While oxygen records are excellent for decoding regional climate, they do not as precisely capture the nuances of local climates, so Wong also tests the ratio of strontium-87 to strontium-86 in each specimen. Strontium-87 is more prevalent in soil, as opposed to bedrock; in a wet climate, where water percolates faster through the saturated bedrock, the 87/86 ratio is higher.
Wong is analyzing historical monsoon intensities at caves shaped, climatologically, by the South American Monsoon System, a massive circulation that broods over most of Brazil, all of Bolivia, and parts of Uruguay, Argentina, and Paraguay. The caves are far apart, spanning the breadth of Brazil. Over the last 10,000 years, a wobble of the earth’s rotational axis has caused solar radiation to increase in the Southern Hemisphere. With land heating more than ocean, the stronger land-to-sea temperature gradient has increased monsoon intensity over the Amazon. But what about distinct local responses? Wong expects the skies above each cave to have reacted uniquely to global and regional warming as clouds drifted in from the South Atlantic, and she will weigh any such variations alongside data accumulated by Silva delineating fluctuations in vegetation outside the caves (e.g., between savanna and forest).

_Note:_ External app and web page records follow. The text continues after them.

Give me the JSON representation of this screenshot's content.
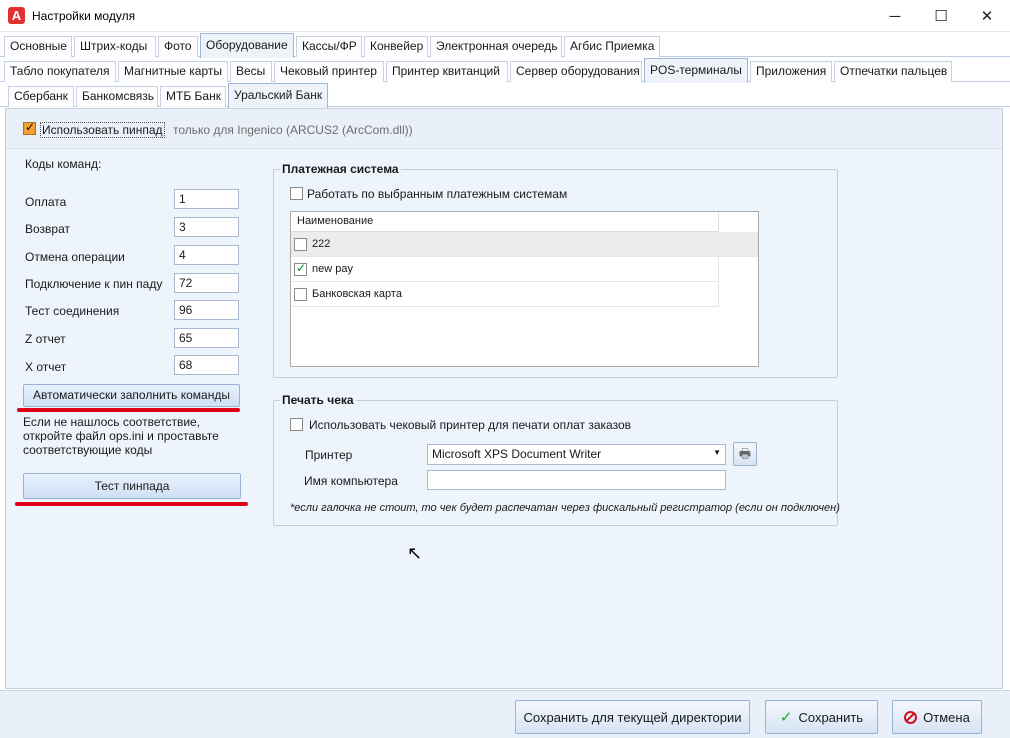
{
  "window": {
    "title": "Настройки модуля",
    "icon_letter": "A",
    "minimize_glyph": "─",
    "maximize_glyph": "☐",
    "close_glyph": "✕"
  },
  "tabs_level1": [
    "Основные",
    "Штрих-коды",
    "Фото",
    "Оборудование",
    "Кассы/ФР",
    "Конвейер",
    "Электронная очередь",
    "Агбис Приемка"
  ],
  "tabs_level1_active": "Оборудование",
  "tabs_level2": [
    "Табло покупателя",
    "Магнитные карты",
    "Весы",
    "Чековый принтер",
    "Принтер квитанций",
    "Сервер оборудования",
    "POS-терминалы",
    "Приложения",
    "Отпечатки пальцев"
  ],
  "tabs_level2_active": "POS-терминалы",
  "tabs_level3": [
    "Сбербанк",
    "Банкомсвязь",
    "МТБ Банк",
    "Уральский Банк"
  ],
  "tabs_level3_active": "Уральский Банк",
  "pinpad": {
    "use_label": "Использовать пинпад",
    "checked": true,
    "note": "только для Ingenico (ARCUS2 (ArcCom.dll))"
  },
  "commands": {
    "heading": "Коды команд:",
    "items": [
      {
        "label": "Оплата",
        "value": "1"
      },
      {
        "label": "Возврат",
        "value": "3"
      },
      {
        "label": "Отмена операции",
        "value": "4"
      },
      {
        "label": "Подключение к пин паду",
        "value": "72"
      },
      {
        "label": "Тест соединения",
        "value": "96"
      },
      {
        "label": "Z отчет",
        "value": "65"
      },
      {
        "label": "X отчет",
        "value": "68"
      }
    ],
    "autofill_button": "Автоматически заполнить команды",
    "hint": [
      "Если не нашлось соответствие,",
      "откройте файл ops.ini и проставьте",
      "соответствующие коды"
    ],
    "test_button": "Тест пинпада"
  },
  "payment_system": {
    "title": "Платежная система",
    "use_selected_label": "Работать по выбранным платежным системам",
    "use_selected_checked": false,
    "column_header": "Наименование",
    "rows": [
      {
        "name": "222",
        "checked": false
      },
      {
        "name": "new pay",
        "checked": true
      },
      {
        "name": "Банковская карта",
        "checked": false
      }
    ]
  },
  "receipt_print": {
    "title": "Печать чека",
    "use_printer_label": "Использовать чековый принтер для печати оплат заказов",
    "use_printer_checked": false,
    "printer_label": "Принтер",
    "printer_value": "Microsoft XPS Document Writer",
    "computer_label": "Имя компьютера",
    "computer_value": "",
    "footnote": "*если галочка не стоит, то чек будет распечатан через фискальный регистратор (если он подключен)"
  },
  "footer": {
    "save_dir_button": "Сохранить для текущей директории",
    "save_button": "Сохранить",
    "cancel_button": "Отмена"
  },
  "colors": {
    "accent_red": "#e00018",
    "check_orange": "#f0a030",
    "check_green": "#0a8a1a",
    "cancel_icon": "#d0101e"
  }
}
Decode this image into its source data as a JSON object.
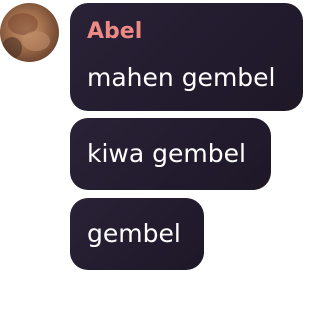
{
  "chat": {
    "sender_name": "Abel",
    "colors": {
      "sender_name": "#ee8a86",
      "bubble_background": "#241d30",
      "message_text": "#ffffff"
    },
    "messages": [
      {
        "text": "mahen gembel"
      },
      {
        "text": "kiwa gembel"
      },
      {
        "text": "gembel"
      }
    ]
  }
}
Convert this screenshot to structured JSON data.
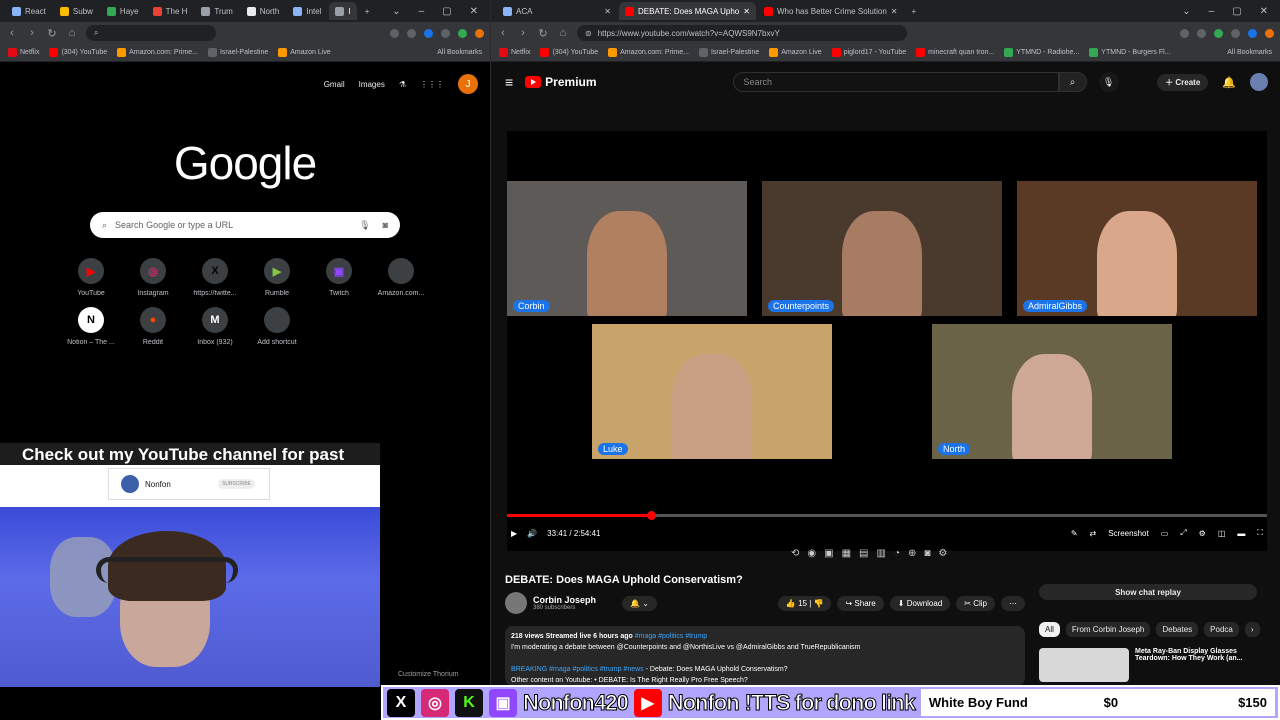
{
  "left_browser": {
    "tabs": [
      {
        "label": "React",
        "color": "#8ab4f8"
      },
      {
        "label": "Subw",
        "color": "#fbbc04"
      },
      {
        "label": "Haye",
        "color": "#34a853"
      },
      {
        "label": "The H",
        "color": "#ea4335"
      },
      {
        "label": "Trum",
        "color": "#9aa0a6"
      },
      {
        "label": "North",
        "color": "#e8eaed"
      },
      {
        "label": "Intel",
        "color": "#8ab4f8"
      },
      {
        "label": "I",
        "color": "#9aa0a6"
      }
    ],
    "address_value": "",
    "bookmarks": [
      "Netflix",
      "(304) YouTube",
      "Amazon.com: Prime...",
      "Israel-Palestine",
      "Amazon Live"
    ],
    "all_bookmarks": "All Bookmarks",
    "ntp": {
      "gmail": "Gmail",
      "images": "Images",
      "avatar_letter": "J",
      "logo": "Google",
      "search_placeholder": "Search Google or type a URL",
      "shortcuts": [
        {
          "label": "YouTube",
          "icon": "youtube-icon",
          "glyph": "▶",
          "color": "#ff0000"
        },
        {
          "label": "Instagram",
          "icon": "instagram-icon",
          "glyph": "◎",
          "color": "#d62976"
        },
        {
          "label": "https://twitte...",
          "icon": "x-icon",
          "glyph": "X",
          "color": "#000000"
        },
        {
          "label": "Rumble",
          "icon": "rumble-icon",
          "glyph": "▶",
          "color": "#85c742"
        },
        {
          "label": "Twitch",
          "icon": "twitch-icon",
          "glyph": "▣",
          "color": "#9146ff"
        },
        {
          "label": "Amazon.com...",
          "icon": "amazon-icon",
          "glyph": "a",
          "color": "#3c4043"
        },
        {
          "label": "Notion – The ...",
          "icon": "notion-icon",
          "glyph": "N",
          "color": "#ffffff"
        },
        {
          "label": "Reddit",
          "icon": "reddit-icon",
          "glyph": "●",
          "color": "#ff4500"
        },
        {
          "label": "Inbox (932)",
          "icon": "gmail-icon",
          "glyph": "M",
          "color": "#ffffff"
        },
        {
          "label": "Add shortcut",
          "icon": "plus-icon",
          "glyph": "+",
          "color": "#3c4043"
        }
      ],
      "customize": "Customize Thorium"
    }
  },
  "overlay": {
    "promo_title": "Check out my YouTube channel for past debates",
    "promo_channel": "Nonfon",
    "promo_subscribe": "SUBSCRIBE"
  },
  "right_browser": {
    "tabs": [
      {
        "label": "ACA",
        "active": false
      },
      {
        "label": "DEBATE: Does MAGA Upho",
        "active": true
      },
      {
        "label": "Who has Better Crime Solution",
        "active": false
      }
    ],
    "url": "https://www.youtube.com/watch?v=AQWS9N7bxvY",
    "bookmarks": [
      "Netflix",
      "(304) YouTube",
      "Amazon.com: Prime...",
      "Israel-Palestine",
      "Amazon Live",
      "piglord17 - YouTube",
      "minecraft quan tron...",
      "YTMND - Radiohe...",
      "YTMND - Burgers Fl..."
    ],
    "all_bookmarks": "All Bookmarks"
  },
  "youtube": {
    "logo": "Premium",
    "search_placeholder": "Search",
    "create": "Create",
    "participants": [
      {
        "name": "Corbin",
        "bg": "#5e5a58",
        "skin": "#b08060"
      },
      {
        "name": "Counterpoints",
        "bg": "#4a3a2e",
        "skin": "#a87c62"
      },
      {
        "name": "AdmiralGibbs",
        "bg": "#5a3a25",
        "skin": "#d9a88a"
      },
      {
        "name": "Luke",
        "bg": "#c9a46a",
        "skin": "#caa085"
      },
      {
        "name": "North",
        "bg": "#6a6348",
        "skin": "#cfa995"
      }
    ],
    "time": "33:41 / 2:54:41",
    "progress": 0.19,
    "screenshot": "Screenshot",
    "title": "DEBATE: Does MAGA Uphold Conservatism?",
    "channel": "Corbin Joseph",
    "subs": "380 subscribers",
    "likes": "15",
    "share": "Share",
    "download": "Download",
    "clip": "Clip",
    "desc_meta": "218 views  Streamed live 6 hours ago",
    "desc_tags": "#maga #politics #trump",
    "desc_line1": "I'm moderating a debate between @Counterpoints and @NorthisLive vs @AdmiralGibbs and TrueRepublicanism",
    "desc_line2_tags": "BREAKING #maga #politics #trump #news",
    "desc_line2": " - Debate: Does MAGA Uphold Conservatism?",
    "desc_line3": "Other content on Youtube:   • DEBATE: Is The Right Really Pro Free Speech?",
    "chat_replay": "Show chat replay",
    "chips": [
      "All",
      "From Corbin Joseph",
      "Debates",
      "Podca"
    ],
    "rec_title": "Meta Ray-Ban Display Glasses Teardown: How They Work (an..."
  },
  "streambar": {
    "handle1": "Nonfon420",
    "handle2": "Nonfon",
    "tts": "!TTS for dono link",
    "fund_label": "White Boy Fund",
    "fund_current": "$0",
    "fund_goal": "$150"
  }
}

As she explains, the important questions are: “What is the sensitivity of local ecosystems to climate change?” Is there a “feedback loop”—such that, as vegetation adapts to local climate change, the climate itself is affected? “We’re looking at climates reacting to global warming,” says Wong, who is also analyzing stalagmites collected by scientists from the North American Arctic to assess the response of permafrost to climate change.
Bill Donahue is a writer based in New Hampshire.